Mike Lenzi, one of the Lowell representatives to the Greater Lowell Technical High School, has submitted his formal resignation from that school committee to be effective October 11, 2012. Lenzi, who had purchased a home in Dracut earlier this summer, was expected to resign at some point. Who will succeed him and the method to be used to choose that successor have been the subjects of speculation and discussion for some time.
This week’s Lowell city council packet contains a memo from City Solicitor Christine O’Connor that reviews the procedure which is contained in a 1967 agreement among the member communities (Lowell, Dracut, Tyngsborough and Dunstable) that was codified by the state legislature in Chapter 94 of the Acts of 1967. Here’s the relevant section:
If a vacancy occurs among members elected by the city of Lowell . . . the local school committee members from the said city and the members of the city council, acting jointly, shall appoint a member to serve until the next regular biennial city election, at which election a successor shall be elected to serve for the balance of the unexpired term, if any.
The memo goes on to say that the mechanics of the selection process are not established by the statute although it is clear that the successful candidate must receive a majority of the votes cast by the combined city council and school committee. With nine councilors and six school committee members (you can only count the mayor once), there is a body of 15. A majority of that would be 8 votes.
Mayor Patrick Murphy has filed a motion for this week’s city council meeting that “requests the city council adopt formal process of interviewing and selecting candidates to fill any vacancy on the Greater Lowell Technical High School Committee.”
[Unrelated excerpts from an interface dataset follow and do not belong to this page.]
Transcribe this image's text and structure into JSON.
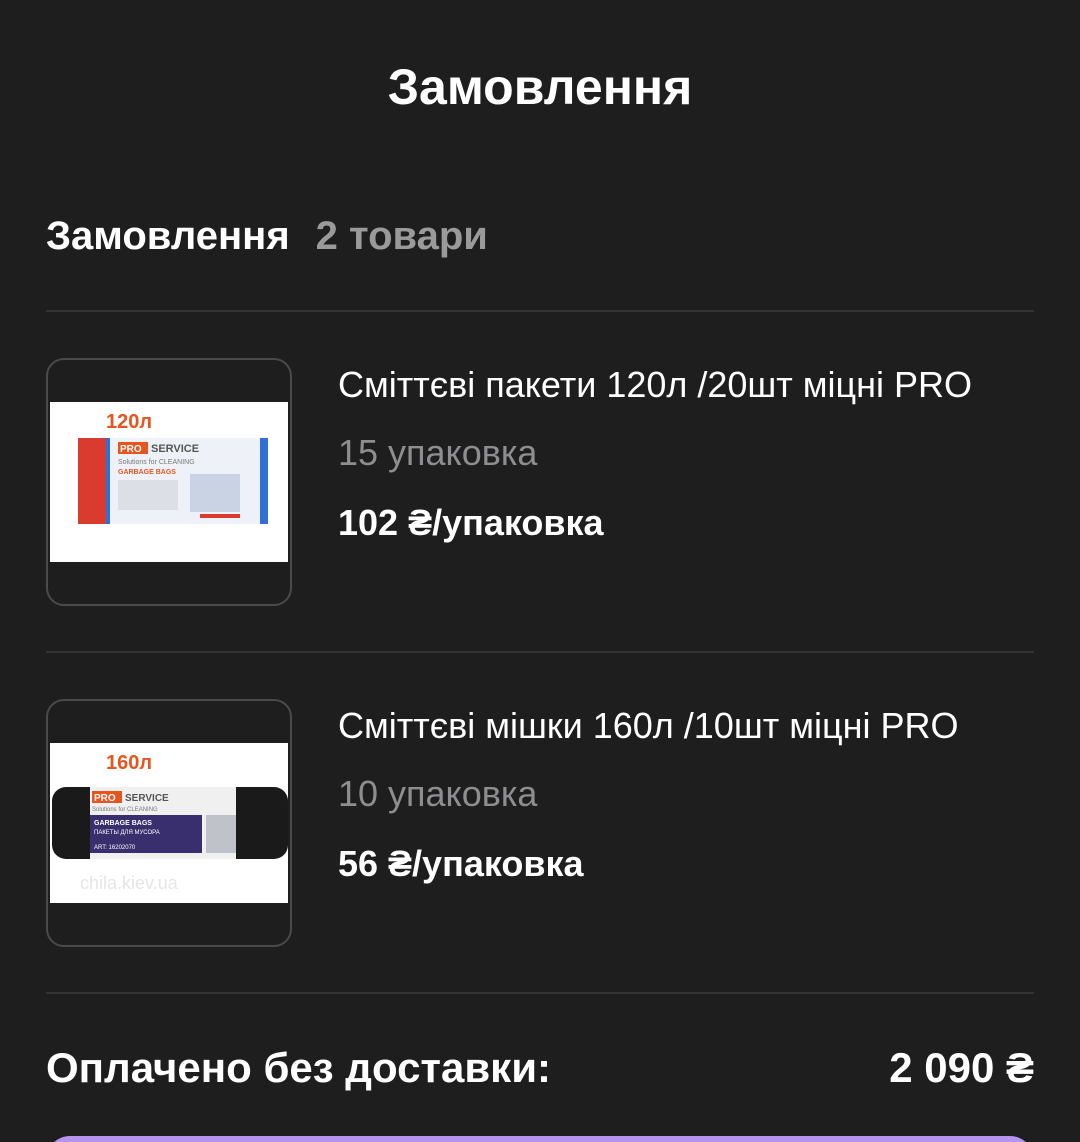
{
  "header": {
    "title": "Замовлення"
  },
  "order": {
    "section_title": "Замовлення",
    "count_label": "2 товари",
    "items": [
      {
        "name": "Сміттєві пакети 120л /20шт міцні PRO",
        "quantity": "15 упаковка",
        "price": "102 ₴/упаковка",
        "image": {
          "volume": "120л",
          "brand_pro": "PRO",
          "brand_service": "SERVICE",
          "tagline": "Solutions for CLEANING",
          "type": "GARBAGE BAGS",
          "roll_color": "#2f6fd6"
        }
      },
      {
        "name": "Сміттєві мішки 160л /10шт міцні PRO",
        "quantity": "10 упаковка",
        "price": "56 ₴/упаковка",
        "image": {
          "volume": "160л",
          "brand_pro": "PRO",
          "brand_service": "SERVICE",
          "tagline": "Solutions for CLEANING",
          "type": "GARBAGE BAGS",
          "subtype": "ПАКЕТЫ ДЛЯ МУСОРА",
          "art": "ART: 16202070",
          "watermark": "chila.kiev.ua",
          "roll_color": "#1a1a1a"
        }
      }
    ]
  },
  "summary": {
    "total_label": "Оплачено без доставки:",
    "total_value": "2 090 ₴"
  },
  "colors": {
    "background": "#1f1e1f",
    "muted_text": "#8e8d8f",
    "accent": "#b793f0",
    "brand_orange": "#e8541e"
  }
}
The last time I recall a mid-term vacancy of a Lowell representative to the Tech School Committee I believe was when John Reid resigned (I haven’t had time to research all the particulars). At that time, two candidates, George O’Hare and Terry Ryan, emerged. As far as I know, there was no formal application procedure. Instead, the two candidates lobbied the city councilors and school committee members on their own. On the night of the selection, the council and school committee all gathered in the council chamber, and each member announced the name of his or her candidate. In that case, O’Hare received a majority on the first ballot and has served on the Tech School Committee ever since.